##### Data shown #####
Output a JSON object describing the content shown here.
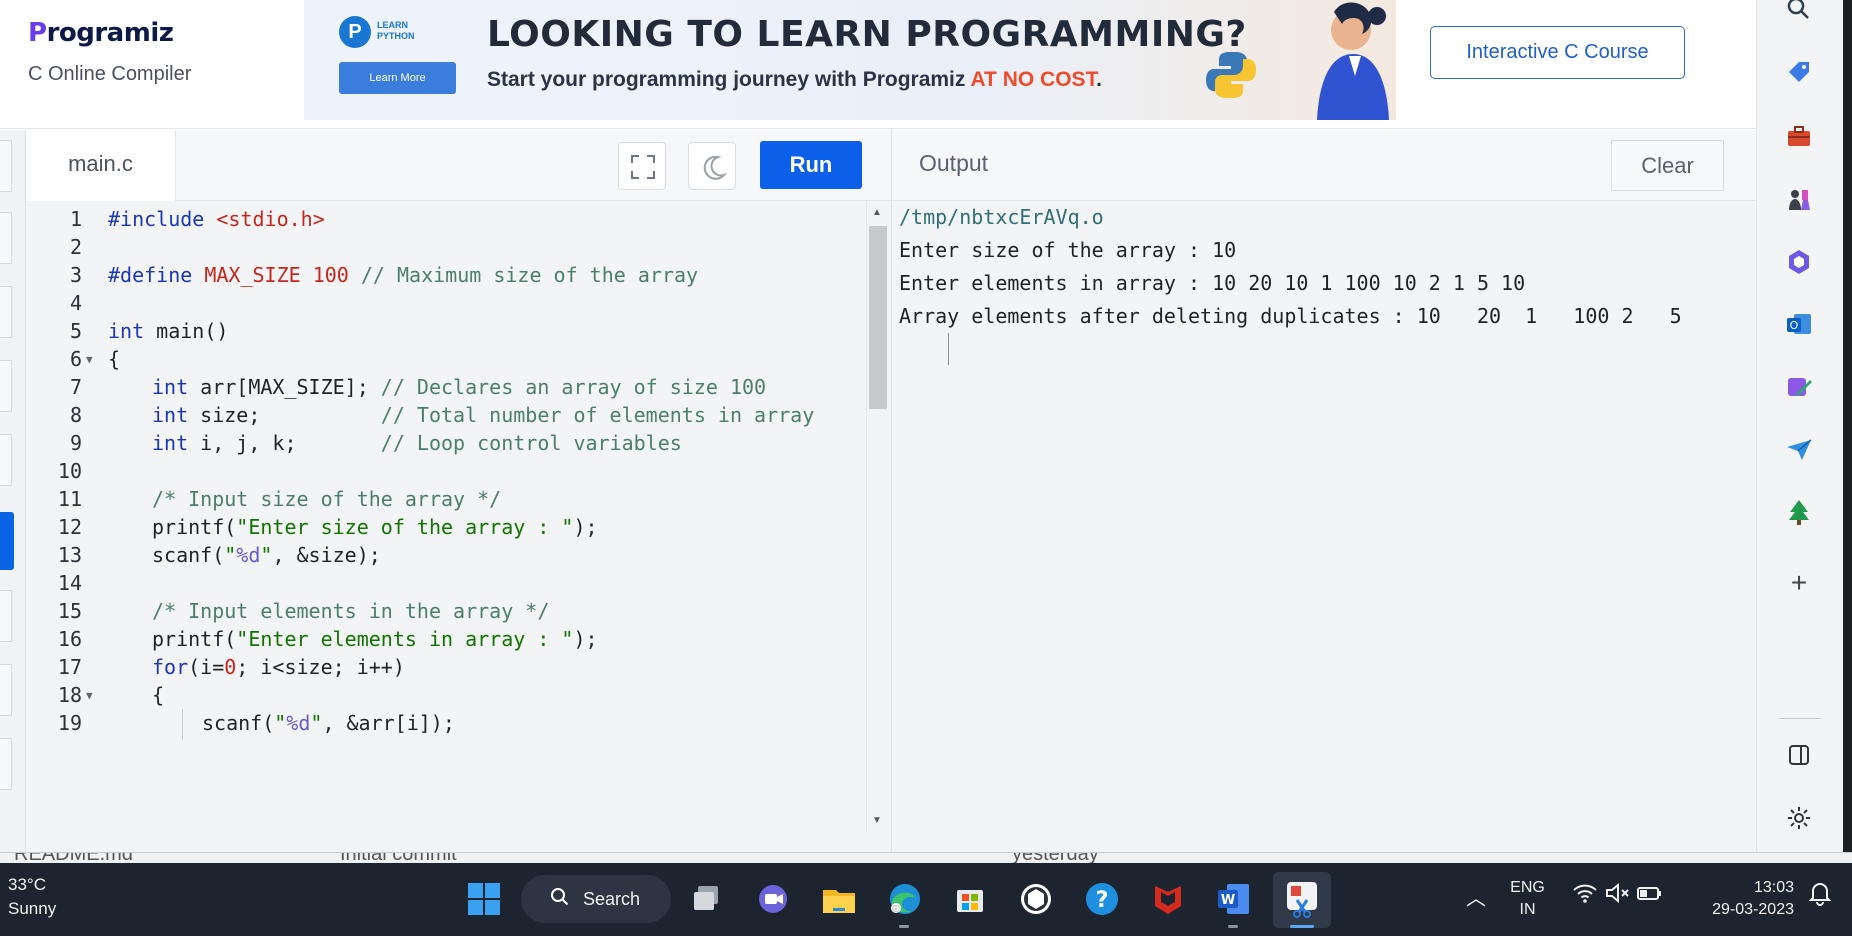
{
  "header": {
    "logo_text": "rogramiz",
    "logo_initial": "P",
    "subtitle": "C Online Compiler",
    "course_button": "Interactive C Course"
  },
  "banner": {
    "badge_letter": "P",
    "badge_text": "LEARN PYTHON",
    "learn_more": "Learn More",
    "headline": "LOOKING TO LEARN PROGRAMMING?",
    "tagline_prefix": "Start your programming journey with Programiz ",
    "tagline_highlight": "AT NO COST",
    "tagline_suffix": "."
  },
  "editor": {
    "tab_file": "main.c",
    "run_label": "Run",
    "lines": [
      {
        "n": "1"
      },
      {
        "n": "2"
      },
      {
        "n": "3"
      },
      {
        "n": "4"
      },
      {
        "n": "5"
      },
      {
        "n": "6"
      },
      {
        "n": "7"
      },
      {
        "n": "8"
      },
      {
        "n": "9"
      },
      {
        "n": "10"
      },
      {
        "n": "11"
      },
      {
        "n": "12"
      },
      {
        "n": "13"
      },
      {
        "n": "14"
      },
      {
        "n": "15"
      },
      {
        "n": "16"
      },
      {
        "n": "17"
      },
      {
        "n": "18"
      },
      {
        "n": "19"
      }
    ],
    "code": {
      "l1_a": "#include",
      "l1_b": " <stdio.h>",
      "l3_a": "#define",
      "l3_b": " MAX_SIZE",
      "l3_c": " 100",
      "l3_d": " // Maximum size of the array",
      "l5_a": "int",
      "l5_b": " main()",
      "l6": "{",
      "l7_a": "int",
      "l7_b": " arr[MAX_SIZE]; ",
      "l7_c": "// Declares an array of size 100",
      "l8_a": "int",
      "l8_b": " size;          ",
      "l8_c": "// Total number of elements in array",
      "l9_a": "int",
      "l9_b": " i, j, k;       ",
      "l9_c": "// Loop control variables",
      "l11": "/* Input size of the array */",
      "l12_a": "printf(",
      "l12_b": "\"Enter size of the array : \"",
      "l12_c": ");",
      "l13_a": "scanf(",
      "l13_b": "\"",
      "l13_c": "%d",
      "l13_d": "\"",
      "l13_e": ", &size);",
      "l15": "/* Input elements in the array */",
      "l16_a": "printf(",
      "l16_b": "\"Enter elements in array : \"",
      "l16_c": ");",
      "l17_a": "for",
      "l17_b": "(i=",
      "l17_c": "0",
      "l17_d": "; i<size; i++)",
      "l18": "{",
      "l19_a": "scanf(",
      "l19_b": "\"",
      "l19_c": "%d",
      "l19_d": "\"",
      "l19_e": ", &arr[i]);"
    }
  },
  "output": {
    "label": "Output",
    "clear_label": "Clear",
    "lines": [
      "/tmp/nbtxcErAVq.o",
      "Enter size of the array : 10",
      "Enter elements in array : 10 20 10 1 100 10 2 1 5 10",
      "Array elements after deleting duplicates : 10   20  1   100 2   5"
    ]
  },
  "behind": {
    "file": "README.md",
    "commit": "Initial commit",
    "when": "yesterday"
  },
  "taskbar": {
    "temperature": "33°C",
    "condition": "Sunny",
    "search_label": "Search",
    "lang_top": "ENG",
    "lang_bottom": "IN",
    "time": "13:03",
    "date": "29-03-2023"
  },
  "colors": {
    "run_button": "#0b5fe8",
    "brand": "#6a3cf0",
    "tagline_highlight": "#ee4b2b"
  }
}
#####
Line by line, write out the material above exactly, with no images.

_Answer to the exercise_
Output a JSON object describing the content shown here.
{
  "header": {
    "logo_text": "rogramiz",
    "logo_initial": "P",
    "subtitle": "C Online Compiler",
    "course_button": "Interactive C Course"
  },
  "banner": {
    "badge_letter": "P",
    "badge_text": "LEARN PYTHON",
    "learn_more": "Learn More",
    "headline": "LOOKING TO LEARN PROGRAMMING?",
    "tagline_prefix": "Start your programming journey with Programiz ",
    "tagline_highlight": "AT NO COST",
    "tagline_suffix": "."
  },
  "editor": {
    "tab_file": "main.c",
    "run_label": "Run",
    "lines": [
      {
        "n": "1"
      },
      {
        "n": "2"
      },
      {
        "n": "3"
      },
      {
        "n": "4"
      },
      {
        "n": "5"
      },
      {
        "n": "6"
      },
      {
        "n": "7"
      },
      {
        "n": "8"
      },
      {
        "n": "9"
      },
      {
        "n": "10"
      },
      {
        "n": "11"
      },
      {
        "n": "12"
      },
      {
        "n": "13"
      },
      {
        "n": "14"
      },
      {
        "n": "15"
      },
      {
        "n": "16"
      },
      {
        "n": "17"
      },
      {
        "n": "18"
      },
      {
        "n": "19"
      }
    ],
    "code": {
      "l1_a": "#include",
      "l1_b": " <stdio.h>",
      "l3_a": "#define",
      "l3_b": " MAX_SIZE",
      "l3_c": " 100",
      "l3_d": " // Maximum size of the array",
      "l5_a": "int",
      "l5_b": " main()",
      "l6": "{",
      "l7_a": "int",
      "l7_b": " arr[MAX_SIZE]; ",
      "l7_c": "// Declares an array of size 100",
      "l8_a": "int",
      "l8_b": " size;          ",
      "l8_c": "// Total number of elements in array",
      "l9_a": "int",
      "l9_b": " i, j, k;       ",
      "l9_c": "// Loop control variables",
      "l11": "/* Input size of the array */",
      "l12_a": "printf(",
      "l12_b": "\"Enter size of the array : \"",
      "l12_c": ");",
      "l13_a": "scanf(",
      "l13_b": "\"",
      "l13_c": "%d",
      "l13_d": "\"",
      "l13_e": ", &size);",
      "l15": "/* Input elements in the array */",
      "l16_a": "printf(",
      "l16_b": "\"Enter elements in array : \"",
      "l16_c": ");",
      "l17_a": "for",
      "l17_b": "(i=",
      "l17_c": "0",
      "l17_d": "; i<size; i++)",
      "l18": "{",
      "l19_a": "scanf(",
      "l19_b": "\"",
      "l19_c": "%d",
      "l19_d": "\"",
      "l19_e": ", &arr[i]);"
    }
  },
  "output": {
    "label": "Output",
    "clear_label": "Clear",
    "lines": [
      "/tmp/nbtxcErAVq.o",
      "Enter size of the array : 10",
      "Enter elements in array : 10 20 10 1 100 10 2 1 5 10",
      "Array elements after deleting duplicates : 10   20  1   100 2   5"
    ]
  },
  "behind": {
    "file": "README.md",
    "commit": "Initial commit",
    "when": "yesterday"
  },
  "taskbar": {
    "temperature": "33°C",
    "condition": "Sunny",
    "search_label": "Search",
    "lang_top": "ENG",
    "lang_bottom": "IN",
    "time": "13:03",
    "date": "29-03-2023"
  },
  "colors": {
    "run_button": "#0b5fe8",
    "brand": "#6a3cf0",
    "tagline_highlight": "#ee4b2b"
  }
}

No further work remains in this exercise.